Last week began the start of my favorite time of the year; baseball season. The time when 30 teams and 750 men begin a journey with the single goal of reaching ‘The Fall Classic’ and becoming the World Series Champions. These teams will also carry the hopes and dreams of millions of their fans who will hang on to every pitch, hit and defensive play over the next six months.
For those of you who know me well, you know where I was around mid-day yesterday. For those who don’t, it was not at my desk. So what does Opening Day have to do with business and in particular this business? At this point in the season, everyone is starting at the same spot, everyone has the same chance to win the World Series, and everyone has the same optimism. However, not all will succeed.
So, let me draw some parallels to baseball season and business.
Since 1961, when the MLB went to a 162-game season, 99.9% of teams win at least 54 games and lose 54 games each year. There have only ever been seven exceptions. The following teams lost less than 54 games; the 1961 Yankees, the 1969 Orioles, the 1998 Yankees, and the 2001 Mariners. On the other side of the equation, the following teams failed to win at least 54 games; the 1962 Mets, the 2003 Tigers and unfortunately the 2018 Orioles. This is not much different than a business year. According to the law of averages you are going to be successful about a third of the time, and have your challenges (loses) about a third of the time. What separates the winners from the losers, the good from the great, the ones that hit their goals from those who don’t, is what they do with the 54 games in the middle. The teams that win and excel over those 54 take home the trophy. While those who don’t, go home.

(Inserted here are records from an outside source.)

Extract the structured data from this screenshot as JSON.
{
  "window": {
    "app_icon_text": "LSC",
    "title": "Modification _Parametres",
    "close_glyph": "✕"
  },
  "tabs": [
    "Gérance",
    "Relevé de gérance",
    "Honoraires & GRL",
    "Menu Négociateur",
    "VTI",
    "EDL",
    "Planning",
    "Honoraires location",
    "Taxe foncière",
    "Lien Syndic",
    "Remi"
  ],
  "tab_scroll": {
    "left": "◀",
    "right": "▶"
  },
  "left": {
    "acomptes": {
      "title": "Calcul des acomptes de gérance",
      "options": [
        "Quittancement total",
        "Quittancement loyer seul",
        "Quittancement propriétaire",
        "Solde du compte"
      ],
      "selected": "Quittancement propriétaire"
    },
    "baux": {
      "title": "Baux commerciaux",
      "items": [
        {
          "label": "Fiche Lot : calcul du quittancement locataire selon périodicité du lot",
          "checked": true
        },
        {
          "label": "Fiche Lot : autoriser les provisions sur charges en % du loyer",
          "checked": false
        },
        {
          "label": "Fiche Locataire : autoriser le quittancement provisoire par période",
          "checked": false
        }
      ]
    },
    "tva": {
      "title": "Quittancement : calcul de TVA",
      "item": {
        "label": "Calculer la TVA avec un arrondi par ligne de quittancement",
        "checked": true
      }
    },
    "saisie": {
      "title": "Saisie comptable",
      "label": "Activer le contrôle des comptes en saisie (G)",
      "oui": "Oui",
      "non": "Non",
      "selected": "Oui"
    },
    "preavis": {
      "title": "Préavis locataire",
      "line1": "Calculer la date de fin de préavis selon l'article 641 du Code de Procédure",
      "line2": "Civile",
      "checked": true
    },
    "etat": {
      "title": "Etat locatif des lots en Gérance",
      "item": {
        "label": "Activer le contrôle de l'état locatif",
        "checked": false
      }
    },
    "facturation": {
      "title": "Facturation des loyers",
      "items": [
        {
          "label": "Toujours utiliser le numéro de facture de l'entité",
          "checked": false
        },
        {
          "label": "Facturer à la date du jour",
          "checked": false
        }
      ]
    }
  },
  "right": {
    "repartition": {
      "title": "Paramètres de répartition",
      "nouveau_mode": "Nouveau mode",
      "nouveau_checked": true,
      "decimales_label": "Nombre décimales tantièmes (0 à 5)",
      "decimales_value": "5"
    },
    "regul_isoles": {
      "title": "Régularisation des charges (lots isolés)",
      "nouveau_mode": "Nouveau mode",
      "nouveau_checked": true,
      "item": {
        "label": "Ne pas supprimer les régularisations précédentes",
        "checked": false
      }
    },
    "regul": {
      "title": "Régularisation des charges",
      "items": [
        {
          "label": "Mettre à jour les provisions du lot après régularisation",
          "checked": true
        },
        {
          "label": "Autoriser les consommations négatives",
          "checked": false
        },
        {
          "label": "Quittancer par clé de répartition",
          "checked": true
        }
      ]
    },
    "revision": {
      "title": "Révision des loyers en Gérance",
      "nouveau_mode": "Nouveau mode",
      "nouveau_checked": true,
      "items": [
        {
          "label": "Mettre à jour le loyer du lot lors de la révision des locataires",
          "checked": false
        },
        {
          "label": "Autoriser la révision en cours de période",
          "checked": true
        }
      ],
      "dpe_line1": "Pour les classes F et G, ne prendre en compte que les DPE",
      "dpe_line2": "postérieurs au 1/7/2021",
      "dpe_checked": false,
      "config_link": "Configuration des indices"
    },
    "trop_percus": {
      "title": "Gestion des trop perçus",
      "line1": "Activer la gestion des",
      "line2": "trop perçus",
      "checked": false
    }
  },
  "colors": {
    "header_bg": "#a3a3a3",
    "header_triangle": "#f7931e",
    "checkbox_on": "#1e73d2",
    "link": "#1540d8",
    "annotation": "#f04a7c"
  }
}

In business, as in sport, it is all about the TEAM. The season is long, and everyone on the team needs to be ready when needed. Everyone has a role, and while no team has 9 All-Stars, they are all professionals and need to be prepared when called on to contribute, and to the best of their ability. In 2016 when the Chicago Cubs won the World Series, they used 45 different players on the way to becoming champions. Alongside the players, an entire team of clubhouse and front office professionals worked behind the scenes to support the players on the field. Fern has a clubhouse and front office team in every branch—the branch teams and the office support teams all contribute to our client’s success. Everyone on the team matters and everyone contributes to the success of an event. A winning attitude is fostered by a collaborative cuture that starts at the top and goes all the way through an organization.
Preparation matters. What happens between the lines is the ‘fun’ part of the game. The hard work is done before and after the game. In the weight room, on the practice field, and in the bullpen. Hitting hundreds of balls off a tee, constantly studying to gain knowledge and having coaches (management) push us to deliver at the highest level, is all part of the game. For Fern, being on show site, setting booths for exhibitors, and hanging graphics is our game day. The outcome and level of satisfaction our clients experience are in direct correlation to how we prepare.
Little things matter. The difference between a .300 batting average (Hall of Fame Status) and a .250 batting average comes down to 18-24 hits throughout the season. In essence, one hit a week. In 2018 the average number of games separating first place from second place was six games, or just under 3%. The little things do matter; it separates good from great and determines champions. Is your contractor doing the little things needed to ensure a GREAT event vs. a GOOD event?
Spring training is over; the season has started. How will your team, your teammates and you perform during those 54 games in the middle? Is everyone prepared? Are they doing the little things?